§ Supplied information:
━━━━

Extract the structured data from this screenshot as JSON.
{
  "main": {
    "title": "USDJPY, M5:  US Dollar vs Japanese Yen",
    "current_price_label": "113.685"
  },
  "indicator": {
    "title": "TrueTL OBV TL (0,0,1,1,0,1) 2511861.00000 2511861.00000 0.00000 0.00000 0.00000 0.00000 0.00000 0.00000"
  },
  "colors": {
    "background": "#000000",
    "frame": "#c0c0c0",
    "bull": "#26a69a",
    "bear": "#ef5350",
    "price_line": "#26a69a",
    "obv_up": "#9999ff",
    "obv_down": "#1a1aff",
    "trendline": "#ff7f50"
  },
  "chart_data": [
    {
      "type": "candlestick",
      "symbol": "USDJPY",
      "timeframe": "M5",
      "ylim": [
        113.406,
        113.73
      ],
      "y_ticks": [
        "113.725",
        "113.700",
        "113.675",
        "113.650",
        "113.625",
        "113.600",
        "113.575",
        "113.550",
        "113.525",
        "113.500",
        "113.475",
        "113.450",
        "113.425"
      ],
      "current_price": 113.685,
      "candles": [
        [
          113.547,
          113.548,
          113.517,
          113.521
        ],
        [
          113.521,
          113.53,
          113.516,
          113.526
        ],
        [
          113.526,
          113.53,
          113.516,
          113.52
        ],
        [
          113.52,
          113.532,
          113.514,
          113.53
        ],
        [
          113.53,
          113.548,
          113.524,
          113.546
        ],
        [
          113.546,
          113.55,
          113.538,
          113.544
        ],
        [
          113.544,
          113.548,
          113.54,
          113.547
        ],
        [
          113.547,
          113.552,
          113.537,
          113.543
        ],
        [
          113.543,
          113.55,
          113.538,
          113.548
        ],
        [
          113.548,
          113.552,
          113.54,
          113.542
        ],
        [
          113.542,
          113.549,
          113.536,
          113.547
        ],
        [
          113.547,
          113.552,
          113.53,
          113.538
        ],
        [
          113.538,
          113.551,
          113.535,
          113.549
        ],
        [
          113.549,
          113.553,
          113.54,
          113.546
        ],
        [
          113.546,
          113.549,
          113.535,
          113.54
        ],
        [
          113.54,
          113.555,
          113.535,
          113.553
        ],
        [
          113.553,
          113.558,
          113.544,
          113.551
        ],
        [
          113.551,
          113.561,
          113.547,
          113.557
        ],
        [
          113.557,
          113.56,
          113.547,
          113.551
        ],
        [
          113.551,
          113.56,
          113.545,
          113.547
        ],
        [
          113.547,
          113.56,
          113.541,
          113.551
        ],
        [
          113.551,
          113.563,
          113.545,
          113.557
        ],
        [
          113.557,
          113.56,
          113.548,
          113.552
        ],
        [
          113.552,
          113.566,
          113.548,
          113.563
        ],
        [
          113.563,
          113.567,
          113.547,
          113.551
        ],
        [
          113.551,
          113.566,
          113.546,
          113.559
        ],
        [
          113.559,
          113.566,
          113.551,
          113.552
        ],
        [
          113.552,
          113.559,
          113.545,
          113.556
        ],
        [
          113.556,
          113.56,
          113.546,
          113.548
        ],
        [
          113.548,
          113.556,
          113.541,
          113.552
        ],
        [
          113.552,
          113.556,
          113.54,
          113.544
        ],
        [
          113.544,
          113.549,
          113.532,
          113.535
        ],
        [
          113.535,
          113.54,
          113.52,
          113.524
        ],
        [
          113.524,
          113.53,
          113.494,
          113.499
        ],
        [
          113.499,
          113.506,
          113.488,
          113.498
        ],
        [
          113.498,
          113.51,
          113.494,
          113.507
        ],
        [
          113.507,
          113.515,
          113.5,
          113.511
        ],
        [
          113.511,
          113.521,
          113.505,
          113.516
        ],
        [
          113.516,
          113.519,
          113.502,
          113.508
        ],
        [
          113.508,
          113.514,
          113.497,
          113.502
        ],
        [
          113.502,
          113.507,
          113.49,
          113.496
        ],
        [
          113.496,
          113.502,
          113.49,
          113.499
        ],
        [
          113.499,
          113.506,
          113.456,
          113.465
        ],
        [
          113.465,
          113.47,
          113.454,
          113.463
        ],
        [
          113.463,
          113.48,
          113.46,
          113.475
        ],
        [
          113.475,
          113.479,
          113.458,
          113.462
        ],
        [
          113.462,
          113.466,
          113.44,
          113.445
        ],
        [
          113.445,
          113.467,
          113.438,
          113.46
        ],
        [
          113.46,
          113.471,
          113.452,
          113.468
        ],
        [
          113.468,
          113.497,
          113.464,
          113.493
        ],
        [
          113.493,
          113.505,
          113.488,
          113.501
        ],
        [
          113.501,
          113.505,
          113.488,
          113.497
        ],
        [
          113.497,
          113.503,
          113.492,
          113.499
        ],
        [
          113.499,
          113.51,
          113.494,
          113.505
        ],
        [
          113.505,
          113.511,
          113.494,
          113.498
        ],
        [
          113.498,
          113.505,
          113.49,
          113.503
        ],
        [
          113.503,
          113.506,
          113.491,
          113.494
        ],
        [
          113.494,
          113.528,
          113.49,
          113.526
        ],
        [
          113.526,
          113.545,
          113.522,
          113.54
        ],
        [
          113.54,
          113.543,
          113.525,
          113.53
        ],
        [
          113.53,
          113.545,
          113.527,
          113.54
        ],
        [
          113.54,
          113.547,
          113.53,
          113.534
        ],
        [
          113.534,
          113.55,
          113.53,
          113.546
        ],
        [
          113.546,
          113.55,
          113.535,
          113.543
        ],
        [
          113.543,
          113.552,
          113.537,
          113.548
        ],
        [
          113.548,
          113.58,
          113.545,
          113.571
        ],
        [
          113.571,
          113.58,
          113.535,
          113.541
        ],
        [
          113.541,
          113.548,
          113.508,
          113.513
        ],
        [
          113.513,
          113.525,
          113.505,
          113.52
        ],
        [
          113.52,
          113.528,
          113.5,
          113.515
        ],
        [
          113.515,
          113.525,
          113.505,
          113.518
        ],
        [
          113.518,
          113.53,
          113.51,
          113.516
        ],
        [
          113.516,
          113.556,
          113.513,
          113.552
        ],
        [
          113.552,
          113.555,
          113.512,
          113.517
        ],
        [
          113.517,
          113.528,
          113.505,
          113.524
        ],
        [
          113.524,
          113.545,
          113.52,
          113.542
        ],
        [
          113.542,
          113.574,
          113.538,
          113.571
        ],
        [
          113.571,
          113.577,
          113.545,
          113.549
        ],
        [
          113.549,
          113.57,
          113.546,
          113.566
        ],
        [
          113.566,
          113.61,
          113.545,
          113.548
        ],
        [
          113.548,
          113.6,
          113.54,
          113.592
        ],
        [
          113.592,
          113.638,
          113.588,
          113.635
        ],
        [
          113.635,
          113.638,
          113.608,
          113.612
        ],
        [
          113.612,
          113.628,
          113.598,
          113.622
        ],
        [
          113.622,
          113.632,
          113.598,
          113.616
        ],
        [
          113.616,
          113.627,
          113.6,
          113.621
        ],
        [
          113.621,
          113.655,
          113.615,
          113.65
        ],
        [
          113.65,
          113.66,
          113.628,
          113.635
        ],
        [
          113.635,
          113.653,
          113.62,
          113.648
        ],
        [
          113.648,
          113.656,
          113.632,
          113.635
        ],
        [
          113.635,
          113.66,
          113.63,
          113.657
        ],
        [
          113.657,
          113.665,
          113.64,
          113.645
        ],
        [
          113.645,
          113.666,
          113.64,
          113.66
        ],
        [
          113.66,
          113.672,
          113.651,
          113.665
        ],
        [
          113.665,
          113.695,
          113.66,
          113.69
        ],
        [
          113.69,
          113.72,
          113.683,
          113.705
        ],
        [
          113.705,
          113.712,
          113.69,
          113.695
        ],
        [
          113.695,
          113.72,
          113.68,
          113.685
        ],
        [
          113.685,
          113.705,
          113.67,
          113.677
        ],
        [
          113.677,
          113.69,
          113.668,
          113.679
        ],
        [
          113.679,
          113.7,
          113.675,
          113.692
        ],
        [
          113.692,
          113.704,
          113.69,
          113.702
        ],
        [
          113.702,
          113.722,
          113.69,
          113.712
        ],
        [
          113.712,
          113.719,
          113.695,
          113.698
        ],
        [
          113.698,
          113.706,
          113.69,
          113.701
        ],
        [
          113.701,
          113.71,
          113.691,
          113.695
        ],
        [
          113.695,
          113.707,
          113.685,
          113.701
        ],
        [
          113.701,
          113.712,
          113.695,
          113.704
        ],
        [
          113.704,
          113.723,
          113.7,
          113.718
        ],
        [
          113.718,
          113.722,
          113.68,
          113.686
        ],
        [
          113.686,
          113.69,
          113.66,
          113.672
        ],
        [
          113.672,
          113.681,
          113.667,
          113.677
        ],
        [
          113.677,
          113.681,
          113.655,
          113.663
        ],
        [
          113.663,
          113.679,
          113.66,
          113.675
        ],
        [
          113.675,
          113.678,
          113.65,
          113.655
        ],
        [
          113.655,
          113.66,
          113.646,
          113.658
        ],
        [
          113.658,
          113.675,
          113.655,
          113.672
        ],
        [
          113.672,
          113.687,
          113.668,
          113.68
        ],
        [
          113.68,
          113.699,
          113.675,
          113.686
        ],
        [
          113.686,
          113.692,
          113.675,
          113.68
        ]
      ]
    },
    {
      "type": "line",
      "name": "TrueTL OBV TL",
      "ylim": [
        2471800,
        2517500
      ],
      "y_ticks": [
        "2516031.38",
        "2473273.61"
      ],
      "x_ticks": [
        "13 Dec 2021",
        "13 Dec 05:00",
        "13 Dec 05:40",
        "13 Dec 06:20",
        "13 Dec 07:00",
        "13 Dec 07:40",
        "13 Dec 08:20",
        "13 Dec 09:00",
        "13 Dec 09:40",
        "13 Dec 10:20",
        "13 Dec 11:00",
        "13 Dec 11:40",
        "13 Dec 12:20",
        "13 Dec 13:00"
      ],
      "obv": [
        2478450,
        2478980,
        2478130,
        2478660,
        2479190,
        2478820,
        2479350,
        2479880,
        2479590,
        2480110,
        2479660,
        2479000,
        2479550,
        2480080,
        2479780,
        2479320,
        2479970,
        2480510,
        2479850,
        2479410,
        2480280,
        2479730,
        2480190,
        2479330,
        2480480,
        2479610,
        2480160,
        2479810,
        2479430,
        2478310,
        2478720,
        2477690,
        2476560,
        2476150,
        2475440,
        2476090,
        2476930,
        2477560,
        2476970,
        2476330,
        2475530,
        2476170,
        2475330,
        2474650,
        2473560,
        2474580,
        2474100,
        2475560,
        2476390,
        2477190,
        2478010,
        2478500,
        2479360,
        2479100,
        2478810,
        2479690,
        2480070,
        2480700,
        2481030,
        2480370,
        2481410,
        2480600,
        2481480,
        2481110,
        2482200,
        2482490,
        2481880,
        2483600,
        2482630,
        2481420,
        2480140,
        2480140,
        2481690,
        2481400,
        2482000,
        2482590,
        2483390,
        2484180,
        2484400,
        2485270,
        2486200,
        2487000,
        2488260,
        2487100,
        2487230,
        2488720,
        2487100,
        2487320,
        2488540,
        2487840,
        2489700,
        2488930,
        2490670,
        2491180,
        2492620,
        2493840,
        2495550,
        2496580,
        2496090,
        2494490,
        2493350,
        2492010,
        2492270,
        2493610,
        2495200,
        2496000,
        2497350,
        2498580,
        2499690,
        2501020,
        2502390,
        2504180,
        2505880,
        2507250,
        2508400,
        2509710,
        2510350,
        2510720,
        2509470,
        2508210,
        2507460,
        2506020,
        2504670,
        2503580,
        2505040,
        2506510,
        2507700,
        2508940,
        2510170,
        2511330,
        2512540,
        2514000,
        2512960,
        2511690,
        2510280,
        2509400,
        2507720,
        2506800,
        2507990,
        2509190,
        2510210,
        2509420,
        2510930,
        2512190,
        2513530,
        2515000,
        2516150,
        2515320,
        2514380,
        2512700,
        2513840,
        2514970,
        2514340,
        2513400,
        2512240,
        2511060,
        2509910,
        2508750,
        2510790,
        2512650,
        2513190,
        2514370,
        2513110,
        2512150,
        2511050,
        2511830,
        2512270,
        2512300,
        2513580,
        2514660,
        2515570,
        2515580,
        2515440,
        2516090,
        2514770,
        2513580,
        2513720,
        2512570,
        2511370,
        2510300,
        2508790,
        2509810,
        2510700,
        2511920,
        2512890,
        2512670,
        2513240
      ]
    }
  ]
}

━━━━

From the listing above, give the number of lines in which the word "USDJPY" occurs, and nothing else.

2